» **Task objective**: Every line containing the string "this" is to be copied from the records.

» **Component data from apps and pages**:
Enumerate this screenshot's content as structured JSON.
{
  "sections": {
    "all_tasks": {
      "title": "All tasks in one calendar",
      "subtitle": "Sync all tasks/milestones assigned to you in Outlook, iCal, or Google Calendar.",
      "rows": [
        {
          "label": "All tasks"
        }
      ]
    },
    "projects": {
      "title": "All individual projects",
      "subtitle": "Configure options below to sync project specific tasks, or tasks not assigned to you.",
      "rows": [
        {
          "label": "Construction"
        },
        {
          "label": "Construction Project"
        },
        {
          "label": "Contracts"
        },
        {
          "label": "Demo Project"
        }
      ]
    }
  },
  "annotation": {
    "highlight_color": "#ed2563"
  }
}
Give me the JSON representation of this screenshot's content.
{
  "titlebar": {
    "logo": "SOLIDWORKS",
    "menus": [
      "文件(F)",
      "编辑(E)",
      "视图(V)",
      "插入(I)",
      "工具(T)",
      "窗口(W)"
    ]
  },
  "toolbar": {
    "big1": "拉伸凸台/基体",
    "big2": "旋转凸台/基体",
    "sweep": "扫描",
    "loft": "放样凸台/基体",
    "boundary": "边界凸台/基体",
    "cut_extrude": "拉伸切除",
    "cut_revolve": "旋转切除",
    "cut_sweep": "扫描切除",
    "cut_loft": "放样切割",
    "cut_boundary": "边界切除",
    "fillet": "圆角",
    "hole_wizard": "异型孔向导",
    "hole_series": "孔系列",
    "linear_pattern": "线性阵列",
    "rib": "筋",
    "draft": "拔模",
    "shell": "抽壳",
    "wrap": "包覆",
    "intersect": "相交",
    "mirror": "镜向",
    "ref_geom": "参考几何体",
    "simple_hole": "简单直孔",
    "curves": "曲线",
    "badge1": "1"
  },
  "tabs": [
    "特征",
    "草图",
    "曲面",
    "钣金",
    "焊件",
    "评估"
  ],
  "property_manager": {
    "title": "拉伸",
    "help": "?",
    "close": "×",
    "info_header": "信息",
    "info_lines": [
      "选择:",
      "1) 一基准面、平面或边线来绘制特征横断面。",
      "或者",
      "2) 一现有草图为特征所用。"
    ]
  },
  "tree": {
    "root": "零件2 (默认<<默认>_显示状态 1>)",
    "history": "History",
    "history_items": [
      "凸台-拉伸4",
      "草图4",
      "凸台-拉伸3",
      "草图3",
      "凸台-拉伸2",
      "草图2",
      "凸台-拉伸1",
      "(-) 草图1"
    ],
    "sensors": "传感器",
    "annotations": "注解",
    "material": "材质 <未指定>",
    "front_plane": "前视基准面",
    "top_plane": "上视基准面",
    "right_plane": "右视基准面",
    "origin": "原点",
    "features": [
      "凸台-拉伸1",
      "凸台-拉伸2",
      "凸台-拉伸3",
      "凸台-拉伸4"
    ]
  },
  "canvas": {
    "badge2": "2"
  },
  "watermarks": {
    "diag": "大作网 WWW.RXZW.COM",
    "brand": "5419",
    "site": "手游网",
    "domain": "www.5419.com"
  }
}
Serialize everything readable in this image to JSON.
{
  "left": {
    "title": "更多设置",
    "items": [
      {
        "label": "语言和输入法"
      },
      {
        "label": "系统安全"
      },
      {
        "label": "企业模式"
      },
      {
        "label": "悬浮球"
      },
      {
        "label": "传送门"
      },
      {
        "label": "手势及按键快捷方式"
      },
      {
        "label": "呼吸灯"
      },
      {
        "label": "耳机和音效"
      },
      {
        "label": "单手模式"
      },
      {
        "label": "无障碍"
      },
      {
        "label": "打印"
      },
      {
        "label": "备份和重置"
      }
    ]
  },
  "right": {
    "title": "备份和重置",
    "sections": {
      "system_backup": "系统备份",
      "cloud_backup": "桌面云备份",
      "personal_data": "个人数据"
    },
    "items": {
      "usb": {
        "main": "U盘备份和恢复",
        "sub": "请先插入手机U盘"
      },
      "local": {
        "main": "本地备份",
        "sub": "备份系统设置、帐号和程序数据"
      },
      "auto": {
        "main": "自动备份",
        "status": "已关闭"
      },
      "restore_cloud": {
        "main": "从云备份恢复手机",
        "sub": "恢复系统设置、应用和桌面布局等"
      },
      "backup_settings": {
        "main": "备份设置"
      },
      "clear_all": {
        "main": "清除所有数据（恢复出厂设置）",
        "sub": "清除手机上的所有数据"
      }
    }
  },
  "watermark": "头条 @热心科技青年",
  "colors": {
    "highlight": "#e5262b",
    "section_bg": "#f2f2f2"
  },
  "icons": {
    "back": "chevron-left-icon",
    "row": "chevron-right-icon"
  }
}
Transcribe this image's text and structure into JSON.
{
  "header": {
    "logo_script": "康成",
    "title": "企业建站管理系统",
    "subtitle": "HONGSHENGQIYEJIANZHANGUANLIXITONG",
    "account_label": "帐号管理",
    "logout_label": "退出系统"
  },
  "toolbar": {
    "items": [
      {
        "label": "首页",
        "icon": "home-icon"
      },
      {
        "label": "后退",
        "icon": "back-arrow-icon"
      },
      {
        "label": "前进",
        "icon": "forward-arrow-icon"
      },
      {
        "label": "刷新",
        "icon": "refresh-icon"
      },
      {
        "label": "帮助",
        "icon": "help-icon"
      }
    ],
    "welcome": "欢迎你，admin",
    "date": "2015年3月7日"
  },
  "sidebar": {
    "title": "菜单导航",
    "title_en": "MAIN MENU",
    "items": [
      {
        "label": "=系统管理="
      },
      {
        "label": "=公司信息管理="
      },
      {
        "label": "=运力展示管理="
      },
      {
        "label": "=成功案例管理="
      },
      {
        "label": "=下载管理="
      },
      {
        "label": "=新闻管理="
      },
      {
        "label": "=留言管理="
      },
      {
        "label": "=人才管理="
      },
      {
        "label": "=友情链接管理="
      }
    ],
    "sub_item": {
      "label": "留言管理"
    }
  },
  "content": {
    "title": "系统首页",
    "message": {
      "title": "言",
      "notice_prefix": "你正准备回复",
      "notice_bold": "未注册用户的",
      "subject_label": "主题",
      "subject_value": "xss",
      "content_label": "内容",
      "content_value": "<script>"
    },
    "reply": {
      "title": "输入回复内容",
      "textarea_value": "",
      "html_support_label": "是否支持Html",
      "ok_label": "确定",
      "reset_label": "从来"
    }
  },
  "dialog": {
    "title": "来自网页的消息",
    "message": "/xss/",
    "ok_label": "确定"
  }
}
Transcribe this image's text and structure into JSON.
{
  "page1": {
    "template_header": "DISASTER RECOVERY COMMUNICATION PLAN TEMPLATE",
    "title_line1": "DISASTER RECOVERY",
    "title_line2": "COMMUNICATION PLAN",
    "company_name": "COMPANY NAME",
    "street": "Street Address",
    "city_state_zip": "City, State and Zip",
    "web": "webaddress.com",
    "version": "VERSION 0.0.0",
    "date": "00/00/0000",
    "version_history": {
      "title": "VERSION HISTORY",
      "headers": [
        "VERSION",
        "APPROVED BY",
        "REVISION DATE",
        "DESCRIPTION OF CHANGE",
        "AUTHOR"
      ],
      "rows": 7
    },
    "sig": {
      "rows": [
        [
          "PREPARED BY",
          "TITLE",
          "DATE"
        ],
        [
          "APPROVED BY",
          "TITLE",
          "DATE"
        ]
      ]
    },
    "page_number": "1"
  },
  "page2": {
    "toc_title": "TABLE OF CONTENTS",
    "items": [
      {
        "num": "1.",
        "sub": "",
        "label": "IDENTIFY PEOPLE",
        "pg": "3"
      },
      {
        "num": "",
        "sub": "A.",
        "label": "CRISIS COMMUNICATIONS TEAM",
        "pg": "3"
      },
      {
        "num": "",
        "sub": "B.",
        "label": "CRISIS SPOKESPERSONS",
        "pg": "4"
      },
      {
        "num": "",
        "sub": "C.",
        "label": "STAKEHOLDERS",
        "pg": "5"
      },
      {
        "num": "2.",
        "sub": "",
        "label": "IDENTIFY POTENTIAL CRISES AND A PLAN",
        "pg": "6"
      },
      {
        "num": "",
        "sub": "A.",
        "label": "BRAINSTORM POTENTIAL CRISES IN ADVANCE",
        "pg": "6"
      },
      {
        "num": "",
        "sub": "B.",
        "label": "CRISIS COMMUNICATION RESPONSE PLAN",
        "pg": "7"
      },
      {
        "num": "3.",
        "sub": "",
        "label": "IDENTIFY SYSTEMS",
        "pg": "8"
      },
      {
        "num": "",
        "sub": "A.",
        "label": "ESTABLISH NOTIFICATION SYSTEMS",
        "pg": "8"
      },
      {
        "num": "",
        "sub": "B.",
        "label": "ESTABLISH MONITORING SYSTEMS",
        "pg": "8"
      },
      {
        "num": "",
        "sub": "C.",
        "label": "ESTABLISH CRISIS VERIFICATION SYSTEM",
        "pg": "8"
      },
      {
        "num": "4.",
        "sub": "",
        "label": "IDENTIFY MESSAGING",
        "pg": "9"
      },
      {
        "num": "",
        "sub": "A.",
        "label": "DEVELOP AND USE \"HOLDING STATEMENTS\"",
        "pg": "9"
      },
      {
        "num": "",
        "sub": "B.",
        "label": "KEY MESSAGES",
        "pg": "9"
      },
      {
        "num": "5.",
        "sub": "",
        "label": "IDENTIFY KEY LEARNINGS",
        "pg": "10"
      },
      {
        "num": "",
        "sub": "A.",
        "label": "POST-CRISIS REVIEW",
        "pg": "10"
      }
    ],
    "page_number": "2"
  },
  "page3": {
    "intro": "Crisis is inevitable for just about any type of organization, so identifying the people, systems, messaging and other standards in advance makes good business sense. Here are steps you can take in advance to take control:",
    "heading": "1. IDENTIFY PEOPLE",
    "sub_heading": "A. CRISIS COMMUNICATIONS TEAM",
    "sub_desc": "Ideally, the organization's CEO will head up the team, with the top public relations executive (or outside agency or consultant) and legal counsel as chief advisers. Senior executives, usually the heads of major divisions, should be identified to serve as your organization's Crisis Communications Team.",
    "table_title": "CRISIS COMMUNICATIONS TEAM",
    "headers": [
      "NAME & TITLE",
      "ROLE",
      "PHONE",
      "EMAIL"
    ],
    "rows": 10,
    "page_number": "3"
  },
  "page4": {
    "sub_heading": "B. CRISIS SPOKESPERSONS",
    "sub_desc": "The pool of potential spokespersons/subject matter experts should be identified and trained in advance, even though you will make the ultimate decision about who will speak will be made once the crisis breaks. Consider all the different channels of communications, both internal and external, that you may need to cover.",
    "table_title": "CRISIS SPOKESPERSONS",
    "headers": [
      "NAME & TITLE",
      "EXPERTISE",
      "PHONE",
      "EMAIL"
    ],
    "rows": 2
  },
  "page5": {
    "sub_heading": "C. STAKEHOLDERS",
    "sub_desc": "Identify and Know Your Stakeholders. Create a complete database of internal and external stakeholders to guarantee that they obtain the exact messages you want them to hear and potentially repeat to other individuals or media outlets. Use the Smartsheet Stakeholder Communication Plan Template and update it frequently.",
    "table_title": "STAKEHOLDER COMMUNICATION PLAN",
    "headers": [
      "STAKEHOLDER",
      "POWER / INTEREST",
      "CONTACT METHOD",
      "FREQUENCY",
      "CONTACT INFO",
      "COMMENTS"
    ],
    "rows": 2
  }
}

» **Response**:
Enumerate this screenshot's content as structured JSON.
Give me the JSON representation of this screenshot's content.
Serialize everything readable in this image to JSON.
Transcribe this image's text and structure into JSON.
Transcribe this image's text and structure into JSON.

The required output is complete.